© 2017, Springer Science+Business Media New York. It is recognized by now that the basal ganglia contain some of the circuits most vulnerable to age-related effects. However, it is still unknown how these changes are regulated during aging. We have recently shown that loss of TrkB signaling in striatopallidal enkephalinergic (ENK+) neurons lead to age-dependent spontaneous hyperlocomotion, associated with reduced striatopallidal activation, demonstrating that BDNF-TrkB signaling in striatal ENK+ neurons contributes to the inhibitory control of locomotor behavior exerted by the indirect pathway. Hence, we have established a unique mouse model that provides a rare example of an age-dependent locomotor defect. Identification of the genes and associated molecular pathways relevant to the maintenance of locomotor control requires systematic, unbiased gene expression profiling of the aging striatal circuit from young adult and aged mouse brain, both in normal and TrkB-deficient conditions. For this purpose, we have chosen whole transcriptome analysis by RNA sequencing (RNA-Seq) that offers higher resolution than other methods. To achieve this we have established a protocol that allows for the isolation of fluorescently labeled neurons from adult (3 months) or aged (8 months) mouse brain for whole transcriptome analysis by RNA-Seq using a limited number (<200) of neurons. Neuronal subsets were genetically labeled in vivo with a fluorescent marker and isolated using a sucrose artificial cerebrospinal fluid (aCSF) solution and differential centrifugation before fluorescent activated cell sorting (FACS)-based purification. This was followed by direct cDNA synthesis using an optimized Smart-Seq method, resulting in the generation of robust libraries for Illumina sequencing. In contrast to previous methods used for neuronal gene profiling, this protocol can be used for high-throughput gene expression profiling from limited numbers of adult or aged brain neurons at moderate costs.

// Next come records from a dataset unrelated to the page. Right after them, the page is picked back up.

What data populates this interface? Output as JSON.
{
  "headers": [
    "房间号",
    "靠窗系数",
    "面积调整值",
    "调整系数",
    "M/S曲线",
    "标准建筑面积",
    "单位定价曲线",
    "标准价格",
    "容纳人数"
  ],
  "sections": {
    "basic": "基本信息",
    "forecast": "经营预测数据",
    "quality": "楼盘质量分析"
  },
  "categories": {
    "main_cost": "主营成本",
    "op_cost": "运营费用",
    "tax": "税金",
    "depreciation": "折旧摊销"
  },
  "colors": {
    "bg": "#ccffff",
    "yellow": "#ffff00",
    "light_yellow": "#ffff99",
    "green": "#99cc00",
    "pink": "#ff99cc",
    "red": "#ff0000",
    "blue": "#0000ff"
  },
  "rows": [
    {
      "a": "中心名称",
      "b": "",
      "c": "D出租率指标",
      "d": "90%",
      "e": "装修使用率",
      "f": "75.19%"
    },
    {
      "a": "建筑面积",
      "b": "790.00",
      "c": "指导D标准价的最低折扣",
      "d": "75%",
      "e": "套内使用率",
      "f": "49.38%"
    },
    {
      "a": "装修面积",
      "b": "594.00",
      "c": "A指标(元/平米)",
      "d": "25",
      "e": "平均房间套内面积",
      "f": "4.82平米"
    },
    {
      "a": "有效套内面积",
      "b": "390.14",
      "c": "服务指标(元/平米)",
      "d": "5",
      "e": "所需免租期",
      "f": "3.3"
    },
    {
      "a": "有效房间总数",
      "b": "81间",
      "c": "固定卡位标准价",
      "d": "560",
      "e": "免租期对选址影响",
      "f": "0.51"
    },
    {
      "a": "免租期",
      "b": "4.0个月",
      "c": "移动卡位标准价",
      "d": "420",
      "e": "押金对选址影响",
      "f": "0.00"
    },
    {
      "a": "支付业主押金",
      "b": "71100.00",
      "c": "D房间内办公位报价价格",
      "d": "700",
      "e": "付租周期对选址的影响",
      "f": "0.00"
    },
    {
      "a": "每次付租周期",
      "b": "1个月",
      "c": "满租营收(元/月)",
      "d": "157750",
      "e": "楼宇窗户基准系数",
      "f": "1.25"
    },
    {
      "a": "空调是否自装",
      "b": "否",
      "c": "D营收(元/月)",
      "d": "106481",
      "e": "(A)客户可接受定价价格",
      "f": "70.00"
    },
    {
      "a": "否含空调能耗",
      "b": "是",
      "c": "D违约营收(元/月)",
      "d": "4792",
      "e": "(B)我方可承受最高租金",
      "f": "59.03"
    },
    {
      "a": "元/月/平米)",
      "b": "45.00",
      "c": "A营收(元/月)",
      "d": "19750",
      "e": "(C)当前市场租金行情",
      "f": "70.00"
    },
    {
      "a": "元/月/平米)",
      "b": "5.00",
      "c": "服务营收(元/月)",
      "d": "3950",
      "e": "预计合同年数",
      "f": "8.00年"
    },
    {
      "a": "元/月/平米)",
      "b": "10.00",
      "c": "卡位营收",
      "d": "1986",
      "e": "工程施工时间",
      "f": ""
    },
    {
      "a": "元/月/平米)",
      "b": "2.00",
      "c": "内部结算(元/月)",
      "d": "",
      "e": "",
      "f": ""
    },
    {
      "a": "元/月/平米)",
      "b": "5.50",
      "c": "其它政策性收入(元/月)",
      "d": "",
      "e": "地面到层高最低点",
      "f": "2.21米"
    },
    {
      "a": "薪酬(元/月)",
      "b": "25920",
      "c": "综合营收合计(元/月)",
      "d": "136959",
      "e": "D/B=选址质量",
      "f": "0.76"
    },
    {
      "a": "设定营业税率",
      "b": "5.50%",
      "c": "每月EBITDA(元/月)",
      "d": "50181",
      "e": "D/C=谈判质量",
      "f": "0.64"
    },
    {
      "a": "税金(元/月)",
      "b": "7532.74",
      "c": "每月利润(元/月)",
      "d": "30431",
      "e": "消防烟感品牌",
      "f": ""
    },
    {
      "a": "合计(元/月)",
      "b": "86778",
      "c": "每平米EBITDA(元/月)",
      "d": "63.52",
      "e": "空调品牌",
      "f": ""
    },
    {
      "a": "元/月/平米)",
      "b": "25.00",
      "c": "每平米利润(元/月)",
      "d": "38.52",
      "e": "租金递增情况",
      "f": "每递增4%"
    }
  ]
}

The whole protocol described here takes 3–4 days from neuronal purification to preparation of cDNA libraries ready for Illumina sequencing.

Original publication





Book title


Publication Date





55 - 76